Most major polling firms use accepted sampling protocols and post an expected margin of error. Equating those results to what will happen the next time we head to a ballot box…that’s our own fault. Campaigns are very important. Personally, I’d trust any of our current leaders to blow a huge advantage in only a few short days.
Q: Is the devil in the details?
Of course. And yes, that’s a lazy rhetorical question. Behind any great headlines are the numbers that support it. Pollsters do interpret their own findings and often go a step further in explaining what they see as reasons behind trends, demographics and geopolitical divisions. And then there’s us - the reading public. What we need to do is read those same questions and understand the possibility of answers. Remember, certain answers get grouped and headlines can be drawn around those who say ‘okay’ to absolutely.

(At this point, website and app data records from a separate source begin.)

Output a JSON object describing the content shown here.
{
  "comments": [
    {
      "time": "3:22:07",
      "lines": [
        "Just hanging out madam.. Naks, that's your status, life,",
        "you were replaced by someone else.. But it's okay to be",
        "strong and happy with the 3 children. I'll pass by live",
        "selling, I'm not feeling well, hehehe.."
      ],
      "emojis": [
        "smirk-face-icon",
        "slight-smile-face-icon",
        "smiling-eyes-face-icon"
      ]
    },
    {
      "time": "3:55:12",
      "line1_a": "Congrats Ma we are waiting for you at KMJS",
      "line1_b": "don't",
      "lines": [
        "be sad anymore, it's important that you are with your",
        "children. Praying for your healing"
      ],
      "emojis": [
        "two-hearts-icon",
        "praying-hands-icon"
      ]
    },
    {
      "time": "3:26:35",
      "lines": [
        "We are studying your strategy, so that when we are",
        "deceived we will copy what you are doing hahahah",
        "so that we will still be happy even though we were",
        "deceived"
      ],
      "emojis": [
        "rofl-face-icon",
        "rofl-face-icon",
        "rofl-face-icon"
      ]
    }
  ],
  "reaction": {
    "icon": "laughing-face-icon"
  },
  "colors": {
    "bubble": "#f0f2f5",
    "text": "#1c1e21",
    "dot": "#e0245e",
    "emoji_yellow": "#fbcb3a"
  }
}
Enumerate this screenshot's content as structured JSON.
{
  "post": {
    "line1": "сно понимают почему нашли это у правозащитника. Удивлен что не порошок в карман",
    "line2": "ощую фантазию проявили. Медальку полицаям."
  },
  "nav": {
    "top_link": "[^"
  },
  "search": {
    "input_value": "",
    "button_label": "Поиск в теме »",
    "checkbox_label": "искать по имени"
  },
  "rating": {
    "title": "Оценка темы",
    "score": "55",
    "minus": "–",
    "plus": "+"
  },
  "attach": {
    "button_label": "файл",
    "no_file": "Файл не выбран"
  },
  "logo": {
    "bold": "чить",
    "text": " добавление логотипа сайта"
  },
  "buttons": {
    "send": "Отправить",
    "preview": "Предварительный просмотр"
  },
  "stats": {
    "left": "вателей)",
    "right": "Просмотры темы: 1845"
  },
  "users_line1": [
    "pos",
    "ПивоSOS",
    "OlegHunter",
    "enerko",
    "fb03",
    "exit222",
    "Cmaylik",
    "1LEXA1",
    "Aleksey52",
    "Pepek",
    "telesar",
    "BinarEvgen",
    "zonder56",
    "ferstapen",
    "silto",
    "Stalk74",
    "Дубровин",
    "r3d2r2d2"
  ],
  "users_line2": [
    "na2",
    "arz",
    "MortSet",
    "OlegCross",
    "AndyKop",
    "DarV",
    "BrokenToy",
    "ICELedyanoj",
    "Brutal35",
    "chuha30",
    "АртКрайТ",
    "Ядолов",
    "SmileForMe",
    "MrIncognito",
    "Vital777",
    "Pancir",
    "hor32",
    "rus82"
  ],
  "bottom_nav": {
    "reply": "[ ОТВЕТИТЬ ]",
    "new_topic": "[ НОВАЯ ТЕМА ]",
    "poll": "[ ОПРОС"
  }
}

Also, a deeper poll could show age, gender, income, race/religion and other demographics. I often look at these closely to see the responses of people who are just like me. We could also point out, that some people are more likely to vote than others. The loudest mouth doesn’t always shade with a sharp pencil.
These are just a few quick thoughts from someone who has always been fascinated by polling and often uses such results as a conversation starter. I’d love to know what you think.
Bruce Claggett is a 35 year veteran in the news media, having worked as a reporter, newscaster, producer/editor, senior editor, news director, journalism instructor and media consultant. He holds a BA (political science/geography) from UBC, B.Ed. (secondary education) from UBC and a Dipl. T. (broadcast journalism) from BCIT. He continues to work as a guest host on 980/CKNW, media trainer and communications advisor.